| PROBLEM TO WORK ON |
Could the listing be repeated exactly, with every picture dropped?

| MATERIAL PROVIDED |

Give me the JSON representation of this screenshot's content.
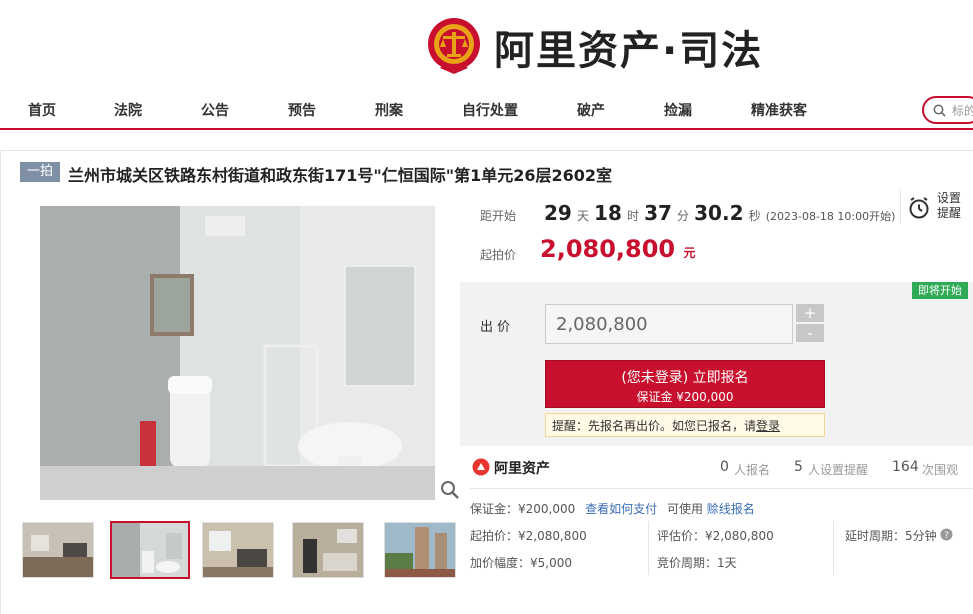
{
  "brand": {
    "logo_text": "阿里资产·司法"
  },
  "nav": {
    "items": [
      "首页",
      "法院",
      "公告",
      "预告",
      "刑案",
      "自行处置",
      "破产",
      "捡漏",
      "精准获客"
    ]
  },
  "search": {
    "placeholder": "标的"
  },
  "auction": {
    "round_tag": "一拍",
    "title": "兰州市城关区铁路东村街道和政东街171号\"仁恒国际\"第1单元26层2602室"
  },
  "countdown": {
    "label": "距开始",
    "days": "29",
    "days_unit": "天",
    "hours": "18",
    "hours_unit": "时",
    "minutes": "37",
    "minutes_unit": "分",
    "seconds": "30.2",
    "seconds_unit": "秒",
    "start_note": "(2023-08-18 10:00开始)"
  },
  "reminder": {
    "label_line1": "设置",
    "label_line2": "提醒"
  },
  "start_price": {
    "label": "起拍价",
    "value": "2,080,800",
    "unit": "元"
  },
  "status_badge": "即将开始",
  "bid": {
    "label": "出 价",
    "value": "2,080,800",
    "plus": "+",
    "minus": "-",
    "register_line1": "(您未登录) 立即报名",
    "register_line2": "保证金 ¥200,000",
    "tip_prefix": "提醒：先报名再出价。如您已报名，请",
    "tip_link": "登录"
  },
  "stats": {
    "brand": "阿里资产",
    "registered_count": "0",
    "registered_label": "人报名",
    "reminder_count": "5",
    "reminder_label": "人设置提醒",
    "views_count": "164",
    "views_label": "次围观"
  },
  "details": {
    "deposit_label": "保证金：¥200,000",
    "how_to_pay": "查看如何支付",
    "usable_label": "可使用",
    "no_deposit_link": "赊线报名",
    "start_price": "起拍价：¥2,080,800",
    "appraisal": "评估价：¥2,080,800",
    "delay_period": "延时周期：5分钟",
    "increment": "加价幅度：¥5,000",
    "bid_period": "竞价周期：1天"
  },
  "colors": {
    "brand_red": "#c8102e",
    "tag_gray": "#7f8fa6",
    "soon_green": "#2eab54"
  }
}
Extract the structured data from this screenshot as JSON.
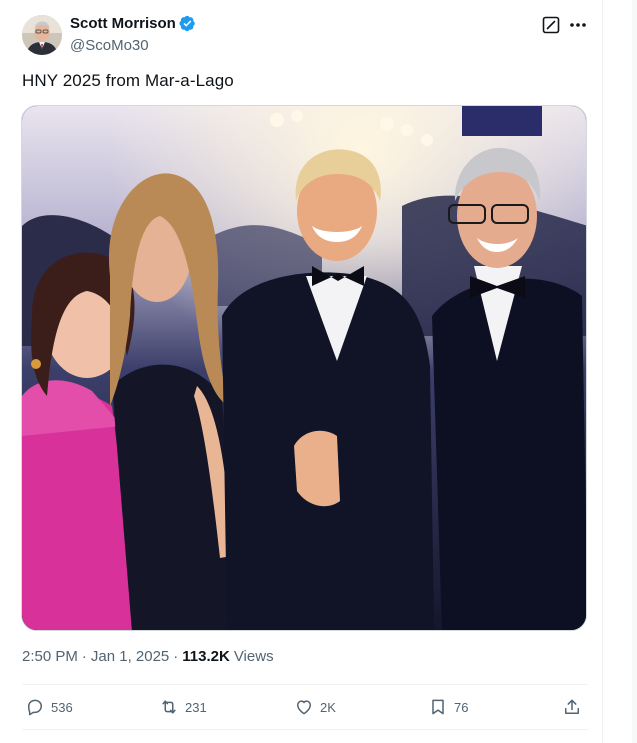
{
  "author": {
    "display_name": "Scott Morrison",
    "handle": "@ScoMo30",
    "verified": true,
    "avatar": "profile-photo"
  },
  "post": {
    "text": "HNY 2025 from Mar-a-Lago",
    "media": "event-photo"
  },
  "meta": {
    "time": "2:50 PM",
    "separator": "·",
    "date": "Jan 1, 2025",
    "separator2": "·",
    "views_count": "113.2K",
    "views_label": "Views"
  },
  "actions": {
    "replies": "536",
    "reposts": "231",
    "likes": "2K",
    "bookmarks": "76"
  },
  "icons": {
    "reply": "reply-icon",
    "repost": "repost-icon",
    "like": "heart-icon",
    "bookmark": "bookmark-icon",
    "share": "share-icon",
    "grok": "grok-icon",
    "more": "more-icon",
    "verified": "verified-badge-icon"
  },
  "colors": {
    "text_primary": "#0f1419",
    "text_secondary": "#536471",
    "verified_blue": "#1d9bf0",
    "divider": "#eff3f4"
  }
}
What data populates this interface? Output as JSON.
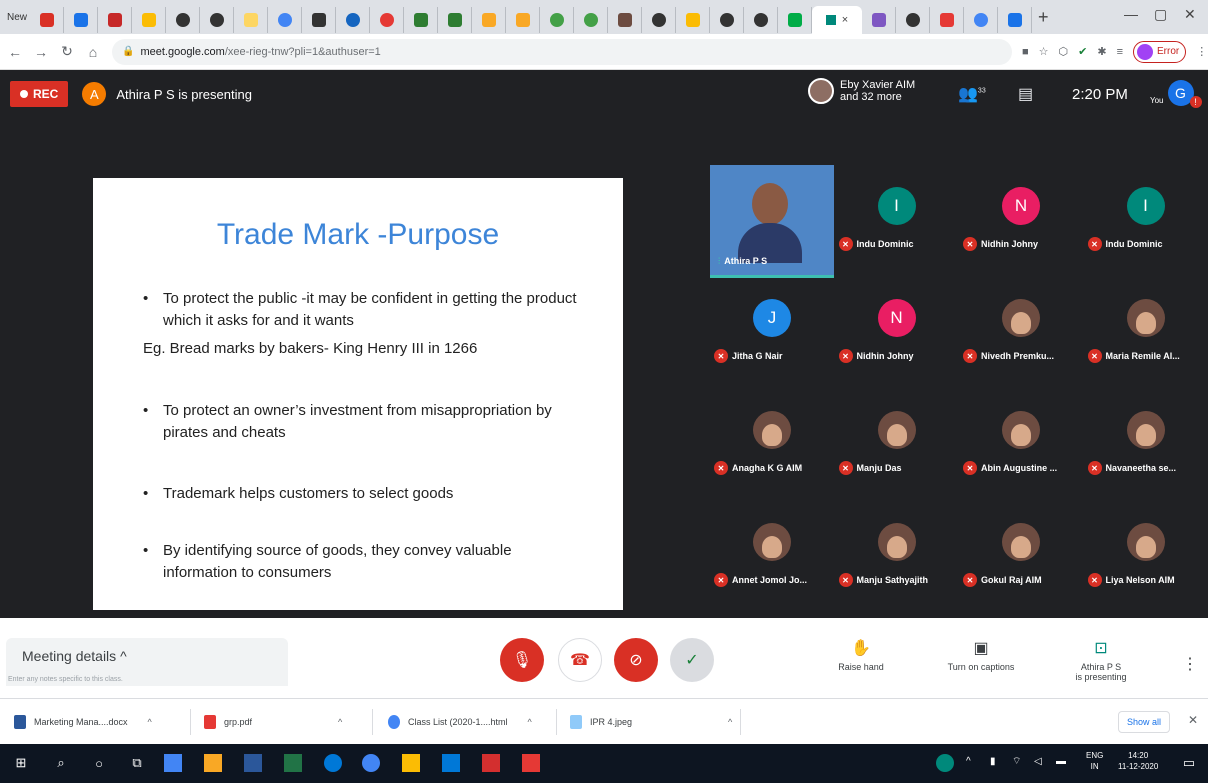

| ANSWER SPACE |
Give me the JSON representation of this screenshot's content.
{
  "brand": {
    "logo_text": "阿里资产·司法"
  },
  "nav": {
    "items": [
      "首页",
      "法院",
      "公告",
      "预告",
      "刑案",
      "自行处置",
      "破产",
      "捡漏",
      "精准获客"
    ]
  },
  "search": {
    "placeholder": "标的"
  },
  "auction": {
    "round_tag": "一拍",
    "title": "兰州市城关区铁路东村街道和政东街171号\"仁恒国际\"第1单元26层2602室"
  },
  "countdown": {
    "label": "距开始",
    "days": "29",
    "days_unit": "天",
    "hours": "18",
    "hours_unit": "时",
    "minutes": "37",
    "minutes_unit": "分",
    "seconds": "30.2",
    "seconds_unit": "秒",
    "start_note": "(2023-08-18 10:00开始)"
  },
  "reminder": {
    "label_line1": "设置",
    "label_line2": "提醒"
  },
  "start_price": {
    "label": "起拍价",
    "value": "2,080,800",
    "unit": "元"
  },
  "status_badge": "即将开始",
  "bid": {
    "label": "出 价",
    "value": "2,080,800",
    "plus": "+",
    "minus": "-",
    "register_line1": "(您未登录) 立即报名",
    "register_line2": "保证金 ¥200,000",
    "tip_prefix": "提醒：先报名再出价。如您已报名，请",
    "tip_link": "登录"
  },
  "stats": {
    "brand": "阿里资产",
    "registered_count": "0",
    "registered_label": "人报名",
    "reminder_count": "5",
    "reminder_label": "人设置提醒",
    "views_count": "164",
    "views_label": "次围观"
  },
  "details": {
    "deposit_label": "保证金：¥200,000",
    "how_to_pay": "查看如何支付",
    "usable_label": "可使用",
    "no_deposit_link": "赊线报名",
    "start_price": "起拍价：¥2,080,800",
    "appraisal": "评估价：¥2,080,800",
    "delay_period": "延时周期：5分钟",
    "increment": "加价幅度：¥5,000",
    "bid_period": "竞价周期：1天"
  },
  "colors": {
    "brand_red": "#c8102e",
    "tag_gray": "#7f8fa6",
    "soon_green": "#2eab54"
  }
}
Extract the structured data from this screenshot as JSON.
{
  "author": {
    "display_name": "Scott Morrison",
    "handle": "@ScoMo30",
    "verified": true,
    "avatar": "profile-photo"
  },
  "post": {
    "text": "HNY 2025 from Mar-a-Lago",
    "media": "event-photo"
  },
  "meta": {
    "time": "2:50 PM",
    "separator": "·",
    "date": "Jan 1, 2025",
    "separator2": "·",
    "views_count": "113.2K",
    "views_label": "Views"
  },
  "actions": {
    "replies": "536",
    "reposts": "231",
    "likes": "2K",
    "bookmarks": "76"
  },
  "icons": {
    "reply": "reply-icon",
    "repost": "repost-icon",
    "like": "heart-icon",
    "bookmark": "bookmark-icon",
    "share": "share-icon",
    "grok": "grok-icon",
    "more": "more-icon",
    "verified": "verified-badge-icon"
  },
  "colors": {
    "text_primary": "#0f1419",
    "text_secondary": "#536471",
    "verified_blue": "#1d9bf0",
    "divider": "#eff3f4"
  }
}
What data populates this interface? Output as JSON.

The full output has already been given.